The Miami Herald reported June 16 that authorities there apparently decided that evidence gathered did not warrant pursuit of the case.
Wittels’ case drew national scrutiny as he pursued a college record hitting streak earlier this year. It’s been a PR black eye for his school, Florida International University, as well as the Atlantis resort.
Garrett Wittels, center, at the news conference last month.
Wittels, a junior, was not drafted by a Major League Team last week.
The two accusers, who were 17 at the time of the incident, said they each had at least three alcoholic beverages and were later assaulted after going to the rooms of the three men at about 2 a.m. Wittels and his two friends admit to having sex with the women, but contend the contact was consensual.
The Herald previously reported that the father of one of the women was accused of planning to hire an actress to falsely claim she was sexually assaulted at a sporting event, an accusation the man called “preposterous.”
Florida International University came under fire earlier this spring when the school said Wittels would be allowed to play and pursue the NCAA record despite the charges hanging over his head.
ESPN was among sports media questioning the school’s decision, calling it “baffling that a player charged with a felony is even allowed to play.”
FIU in February held a press conference and threatened to remove reporters who asked about the rape charges.
Reporters ignored the warning but their questions about the charges went unanswered.

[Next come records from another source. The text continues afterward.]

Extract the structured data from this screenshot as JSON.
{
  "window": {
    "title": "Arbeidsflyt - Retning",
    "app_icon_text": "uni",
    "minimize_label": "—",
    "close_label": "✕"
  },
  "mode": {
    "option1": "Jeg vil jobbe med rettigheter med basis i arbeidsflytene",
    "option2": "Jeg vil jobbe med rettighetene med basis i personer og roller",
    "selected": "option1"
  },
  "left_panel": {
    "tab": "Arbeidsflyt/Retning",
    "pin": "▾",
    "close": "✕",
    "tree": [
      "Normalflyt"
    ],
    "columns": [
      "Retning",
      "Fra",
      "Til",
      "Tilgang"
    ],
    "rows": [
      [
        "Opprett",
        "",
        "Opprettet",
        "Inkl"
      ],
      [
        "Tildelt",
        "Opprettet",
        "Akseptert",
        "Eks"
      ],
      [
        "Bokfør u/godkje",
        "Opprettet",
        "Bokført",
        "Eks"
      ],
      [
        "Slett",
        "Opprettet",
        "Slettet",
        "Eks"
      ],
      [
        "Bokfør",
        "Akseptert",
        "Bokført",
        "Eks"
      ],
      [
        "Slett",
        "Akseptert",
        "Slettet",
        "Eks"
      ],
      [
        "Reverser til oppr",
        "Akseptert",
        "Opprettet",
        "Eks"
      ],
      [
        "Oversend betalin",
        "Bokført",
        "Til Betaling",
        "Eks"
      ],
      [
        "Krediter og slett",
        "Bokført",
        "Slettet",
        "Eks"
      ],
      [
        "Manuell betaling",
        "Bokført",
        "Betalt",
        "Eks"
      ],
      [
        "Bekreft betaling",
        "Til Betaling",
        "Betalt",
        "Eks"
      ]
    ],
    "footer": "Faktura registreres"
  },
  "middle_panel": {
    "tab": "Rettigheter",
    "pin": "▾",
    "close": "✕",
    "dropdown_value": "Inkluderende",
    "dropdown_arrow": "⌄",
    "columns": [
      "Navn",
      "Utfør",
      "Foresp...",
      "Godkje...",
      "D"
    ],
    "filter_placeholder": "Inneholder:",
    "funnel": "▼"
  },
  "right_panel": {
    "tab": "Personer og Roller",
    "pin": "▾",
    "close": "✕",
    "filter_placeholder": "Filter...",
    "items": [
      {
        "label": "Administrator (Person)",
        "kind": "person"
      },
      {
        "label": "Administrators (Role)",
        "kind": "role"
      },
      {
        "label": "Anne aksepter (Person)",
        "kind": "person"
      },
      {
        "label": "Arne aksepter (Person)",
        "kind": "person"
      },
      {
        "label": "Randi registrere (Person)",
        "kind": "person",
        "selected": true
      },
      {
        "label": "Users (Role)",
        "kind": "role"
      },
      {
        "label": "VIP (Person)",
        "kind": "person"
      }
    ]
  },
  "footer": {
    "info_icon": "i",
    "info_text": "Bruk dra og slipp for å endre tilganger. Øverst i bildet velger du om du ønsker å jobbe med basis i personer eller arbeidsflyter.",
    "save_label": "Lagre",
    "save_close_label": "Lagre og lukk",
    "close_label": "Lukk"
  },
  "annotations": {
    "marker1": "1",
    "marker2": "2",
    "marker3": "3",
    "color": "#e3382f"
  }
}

The story also put Atlantis’ name in a negative light in the South Florida press. There was no dispute among either side in the case that the girls were drinking at the resort while under the legal age of 18 for the Bahamas.
The story was not widely covered outside of Florida, a contrast to the media blitz that followed rape charges at Duke University in 2006.
Wittels ultimately fell short of the 58-game hitting record.